Bill Brown is Edward Carson Waller Distinguished Service Professor of English and the visual arts at the University of Chicago. His past research has focused on popular literary genres, recreational forms, and the ways that mass-cultural phenomena impress themselves on the literary imagination. He currently studies the intersection of literary, visual, and material cultures. His major theoretical work is in "thing theory," which borrows from Heidegger's object/thing distinction to look the role of objects that have become manifest in a way that sets them apart from the world in which they exist. He edited a special issue of Critical Inquiry on this subject, which won awards for best special issue of an academic journal in 2001. His books include "A Sense of Things: The Object Matter of American Literature" (2003).
  • Transcript

TRANSCRIPT

Question: What are a few of your favorite things? 

Bill Brown: Right, what are a few of my favorite things? This is an ongoing question that I have, it's an ongoing question that I pose to my therapist and my therapist poses to me, which really does have to do with whether or not I write about things because I, myself, care deeply about them, or whether I write about things because I see other people caring about them and I'm trying to figure it out. So is it, is my writing about things therapeutic or does it serve some other function? A few of my favorite things, you know, I would say that there certainly objects in which I take great pleasure, but mostly, I'm a failed collector, by which I mean, I really tried, so, stereoscopes, for instance, right, and stereoviews.

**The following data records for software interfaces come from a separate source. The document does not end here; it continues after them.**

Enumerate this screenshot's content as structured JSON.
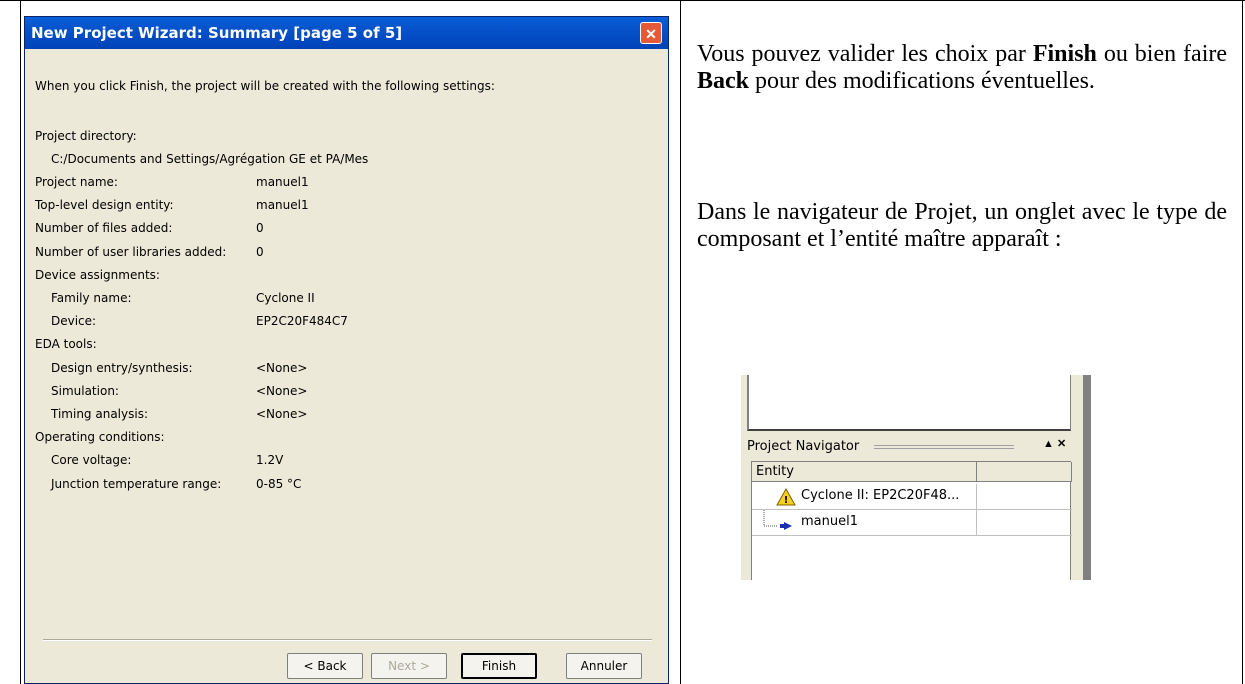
{
  "wizard": {
    "title": "New Project Wizard: Summary [page 5 of 5]",
    "close_glyph": "✕",
    "intro": "When you click Finish, the project will be created with the following settings:",
    "project_directory_label": "Project directory:",
    "project_directory_value": "C:/Documents and Settings/Agrégation GE et PA/Mes",
    "rows": [
      {
        "label": "Project name:",
        "value": "manuel1"
      },
      {
        "label": "Top-level design entity:",
        "value": "manuel1"
      },
      {
        "label": "Number of files added:",
        "value": "0"
      },
      {
        "label": "Number of user libraries added:",
        "value": "0"
      },
      {
        "label": "Device assignments:",
        "value": ""
      },
      {
        "label": "Family name:",
        "value": "Cyclone II"
      },
      {
        "label": "Device:",
        "value": "EP2C20F484C7"
      },
      {
        "label": "EDA tools:",
        "value": ""
      },
      {
        "label": "Design entry/synthesis:",
        "value": "<None>"
      },
      {
        "label": "Simulation:",
        "value": "<None>"
      },
      {
        "label": "Timing analysis:",
        "value": "<None>"
      },
      {
        "label": "Operating conditions:",
        "value": ""
      },
      {
        "label": "Core voltage:",
        "value": "1.2V"
      },
      {
        "label": "Junction temperature range:",
        "value": "0-85 °C"
      }
    ],
    "buttons": {
      "back": "< Back",
      "next": "Next >",
      "finish": "Finish",
      "cancel": "Annuler"
    }
  },
  "text": {
    "p1_a": "Vous pouvez valider les choix par ",
    "p1_finish": "Finish",
    "p1_b": " ou bien faire ",
    "p1_back": "Back",
    "p1_c": " pour des modifications éventuelles.",
    "p2": "Dans le navigateur de Projet, un onglet avec le type de composant et l’entité maître apparaît :"
  },
  "navigator": {
    "title": "Project Navigator",
    "controls": "▲ ✕",
    "column_header": "Entity",
    "device_item": "Cyclone II: EP2C20F48...",
    "entity_item": "manuel1",
    "warning_icon": "warning-triangle-icon",
    "entity_icon": "arrow-entity-icon"
  }
}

Early 20th century, I've got three of those, somebody gave me one, I thought, "That's cool," bought another one, bought another one, bought some stereoviews, that's as far as I got, and, you know, if anybody wants to make it happen, because it just, and I thought, those would be great, you put them on a shelf and to me it just seemed like, they seemed like dust collectors, and I never find myself spending more time with them. And that's not the only instance, I mean, I have tried to be some sort of a collector and I'm just not. It's like one of those people who, you know, always gets a chess set because people think you love chess sets, but it turns out you never wanted chess sets, but you now have a big bunch of them. So it could be that my writing about things is my effort to figure out my absence of cathexis on objects, that could be, too. But it's not as though I don't, I mean, I do like, love the material world. I like beautiful furniture, I like beautiful houses, clothes, and things like that. But that's different from being possessed by possessions the way I think most people are who are in some sense normal, that is, I think that it's a normal relation to have to the object world.

Recorded on March 4, 2010
Interviewed by Austin Allen


×